Do not go where the path may lead, go instead where there is no path and leave a trail.
— Ralph Waldo Emerson
Some people ask us, “How do you do it? How do you leave for a year?” Some tell us, “You are crazy; I would never do that!” These people usually think of a vagabond as “a person who wanders from place to place without a home or job” as does the dictionary but I prefer Ralph Potts’ definition from his book Vagabonding it is
‘Vagabonding’ is about taking time off from your normal life — from six weeks, to four months, to two years — to discover and experience the world on your own terms.
In this season of harvest with Sukkot and Halloween upon us, so soon after Yom Kippur, I reflect on the stories in the Torah about our people’s journey from slavery to freedom. These tales belong to other people in another time, but they are also my own travel stories. They are like signposts for all of our travels in both a literal and figurative sense, and they can inspire us.
I ask myself, “What are we personally enslaved to today? And how is it possible with so many time-saving devices, from the microwave to the personal computer, that we have so much less time?” Leaving both our homes and careers can free us to think about our paths and what is it that we want to do with our lives. If you are considering a long vacation or a career break you might wonder, “What can we journey from and what can we journey toward? What will the trip be like?
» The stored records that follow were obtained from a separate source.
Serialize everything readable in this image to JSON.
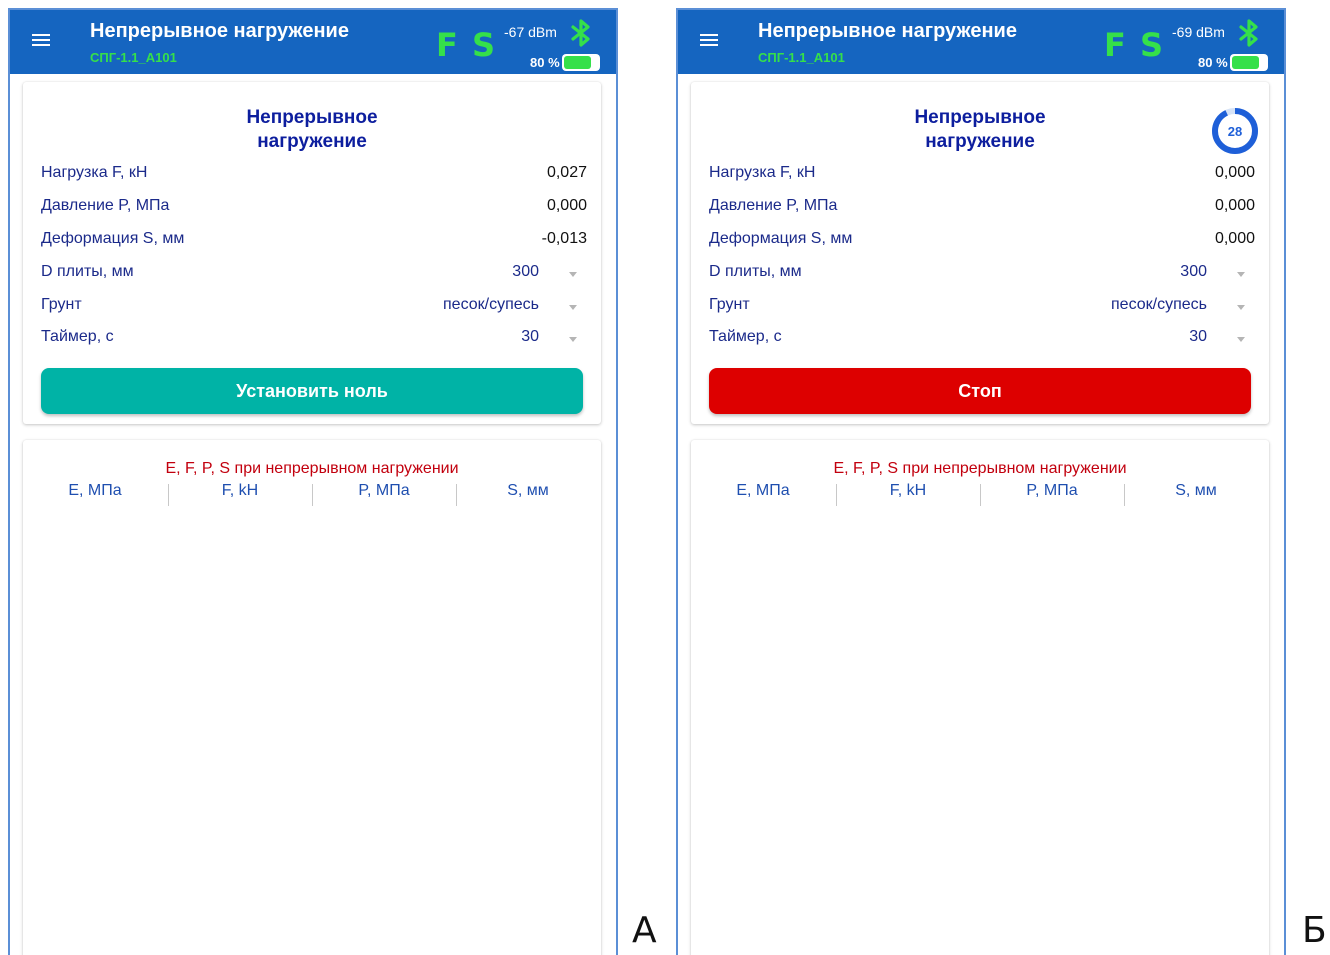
{
  "panels": [
    {
      "app_title": "Непрерывное нагружение",
      "device_name": "СПГ-1.1_А101",
      "indicator_f": "F",
      "indicator_s": "S",
      "signal": "-67 dBm",
      "battery_label": "80 %",
      "battery_level": 0.8,
      "card_title_line1": "Непрерывное",
      "card_title_line2": "нагружение",
      "rows": [
        {
          "label": "Нагрузка F, кН",
          "value": "0,027"
        },
        {
          "label": "Давление P, МПа",
          "value": "0,000"
        },
        {
          "label": "Деформация S, мм",
          "value": "-0,013"
        }
      ],
      "selects": [
        {
          "label": "D плиты, мм",
          "value": "300"
        },
        {
          "label": "Грунт",
          "value": "песок/супесь"
        },
        {
          "label": "Таймер, с",
          "value": "30"
        }
      ],
      "button_label": "Установить ноль",
      "table_title": "E, F, P, S при непрерывном нагружении",
      "table_headers": [
        "E, МПа",
        "F, kH",
        "P, МПа",
        "S, мм"
      ],
      "panel_letter": "А"
    },
    {
      "app_title": "Непрерывное нагружение",
      "device_name": "СПГ-1.1_А101",
      "indicator_f": "F",
      "indicator_s": "S",
      "signal": "-69 dBm",
      "battery_label": "80 %",
      "battery_level": 0.8,
      "card_title_line1": "Непрерывное",
      "card_title_line2": "нагружение",
      "timer_count": "28",
      "timer_progress": 0.93,
      "rows": [
        {
          "label": "Нагрузка F, кН",
          "value": "0,000"
        },
        {
          "label": "Давление P, МПа",
          "value": "0,000"
        },
        {
          "label": "Деформация S, мм",
          "value": "0,000"
        }
      ],
      "selects": [
        {
          "label": "D плиты, мм",
          "value": "300"
        },
        {
          "label": "Грунт",
          "value": "песок/супесь"
        },
        {
          "label": "Таймер, с",
          "value": "30"
        }
      ],
      "button_label": "Стоп",
      "table_title": "E, F, P, S при непрерывном нагружении",
      "table_headers": [
        "E, МПа",
        "F, kH",
        "P, МПа",
        "S, мм"
      ],
      "panel_letter": "Б"
    }
  ],
  "colors": {
    "app_bar": "#1565c0",
    "status_green": "#35e04a",
    "button_zero": "#00b3a6",
    "button_stop": "#dd0000",
    "table_title": "#c2000e"
  }
}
What happens in this ‘wilderness’?”
As the Torah stories tell us, one year out of every seven the fields must lie fallow so that they can continue to be productive. And every seventh day on Shabbat we are offered the opportunity to rest. So a Sabbatical may allow us to step back so we might give more to our lives. The research agrees and was posted in an academic study, “Sabbatical Leave: Who Gains and How much? conducted by researchers from the US, Israel and New Zealand. In August 2010, American Psychological Association in its Journal of Applied Psychology worked to measure the impact of sabbatical on health and attitude. The study states: “Sabbatical leave promotes well-being…the present study confirmed the beneficial effect of a respite on positive well-being.”
Maybe we cannot all take a sabbatical year but at least we may find a sabbatical second or moment to acknowledge our dreams and pull our lives more into focus, and become closer to making our dreams come true. Support someone else’s idea for a dream of a Gap Year, Mini-retirement, Big Trip or Sabbatical—between stages of life, after college, or after the home nest empties.
All journeys begin with one step, maybe your first one will be on October 18 for Meet Plan Go. The panelists that will speak in 17 cities across the USA have all struggled with these questions. I hope that the discussion of where they traveled to and why and how will help you with your questions from: Is it worth it to leave home? Will I learn anything? Can I come back? Is the journey for a destination? Is there a destination? What is the point of this trip and even of my life?
As Steve Jobs said at his 2005 Stanford University commencement address:
You can’t connect the dots looking forward; you can only connect them looking backwards. Believing that the dots will connect down the road will give you the confidence to follow your heart, even when it leads you off the well-worn path, and that will make all the difference.
For many of us who have left “the rat race” we realize that the journey is for the sake of the adventure and that we can be transformed by our travels. I hope that you will put one foot in front of the other and show up on October 18 even if you are not currently planning a trip. Meet Plan Go events around America have drawn a wonderful community of travelers who are engaged in the idea of understanding our world and taking care of our planet and each other. We hope you can carve an evening out of your schedule and not be tied to your Blackberry, carpool, family, office or deadlines, to focus on realizing your dreams, whether they involve